I have wanted to make a proper silk blouse for a while. I have collected some really lovely silks but cutting into them has felt too scary. Finally, I gathered my courage and started this silk Diana blouse by In-house patterns.
I made a toile out of viscose much earlier this year. Remember this blouse.
I found this lovely green silk from the Beckford silks. It is medium weight crepe de chine and the colour is called the Lush Meadow. What I love about the Beckford silks is that they offer tons of colours to choose from and that the prices are affordable compared to some other silk fabrics. The silks are also hand-washable. Dry-cleaning in Finland is so expensive that I only use it for my coats and only once a year.
After cutting the green silk crepe-de-chine the project waited for a while as I gathered my courage (again!). I also spend some time pondering about different interfacing options. Finally my sewing guru Michele suggested using cotton lawn.
I tried my best to make quality work since I was working with silk. I made French seams, slipstitched all the facings neatly and even made a little tab to cover the bottom edge of the front placket. In the pictures above and below my trusted dressmaker’s dummy shows how the blouse looks from the inside. No raw edges anywhere!
I am not still completely happy with how the placket looks. I failed to measure the widths properly and I had to correct the width of the placket after I had already cut the corners. Finally, I had to add some rip-stopper to strengthen the corners and a tiny bit of the stuff shows on the right side.
I was too impatient to look at the instructions so my sleeve vents and cuffs ended up looking a bit different than in the original pattern. However, I am happy with the methods I used:
I added some golden buttons to add a bit of bling to the solid green blouse. I combined the Diana blouse with my self-drafted jacquard trousers.
The blouse fits very well. This may have now become my favourite blouse pattern!
Finally, here is a side view of the blouse:
I can also wear the Diana blouse tucked in my trousers or a skirt or wear it layered under a blazer, which adds to the usefulness of this garment.
Have you ever worked with silk? I hope that I at least have now gathered enough courage to make more silk projects. A few silk camisoles would be very useful layering pieces in my wardrobe.
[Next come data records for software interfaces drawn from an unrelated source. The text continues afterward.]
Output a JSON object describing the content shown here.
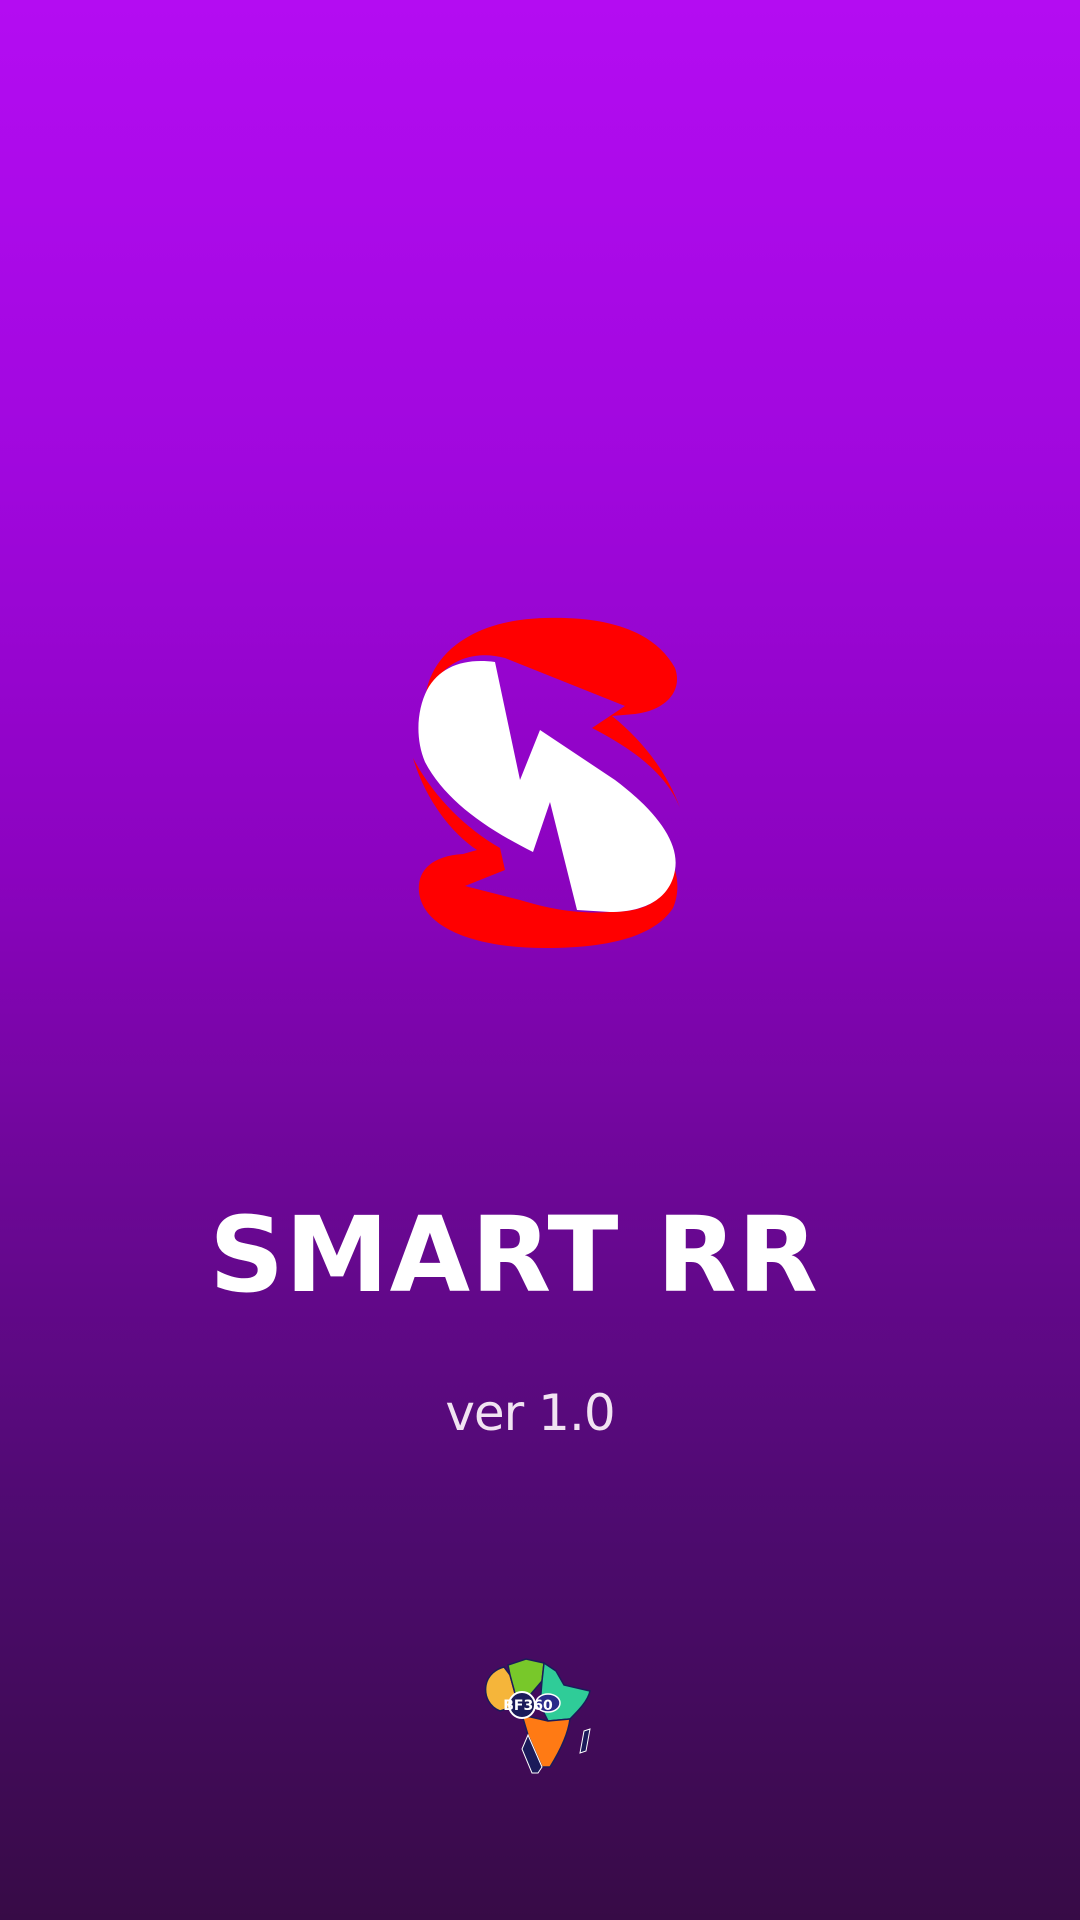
{
  "splash": {
    "app_name": "SMART RR",
    "version_label": "ver 1.0",
    "logo_icon": "smart-rr-s-arrow-logo",
    "company_logo_icon": "bf360-africa-map-logo",
    "company_logo_text": "BF360"
  },
  "colors": {
    "background_top": "#b40cf2",
    "background_bottom": "#370b46",
    "logo_red": "#ff0000",
    "logo_white": "#ffffff",
    "title_text": "#ffffff",
    "version_text": "#f1e3f2"
  }
}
I hope you liked this post. Thank you for reading and do subscribe if you want to get a notification every time I post something new! Happy sewing!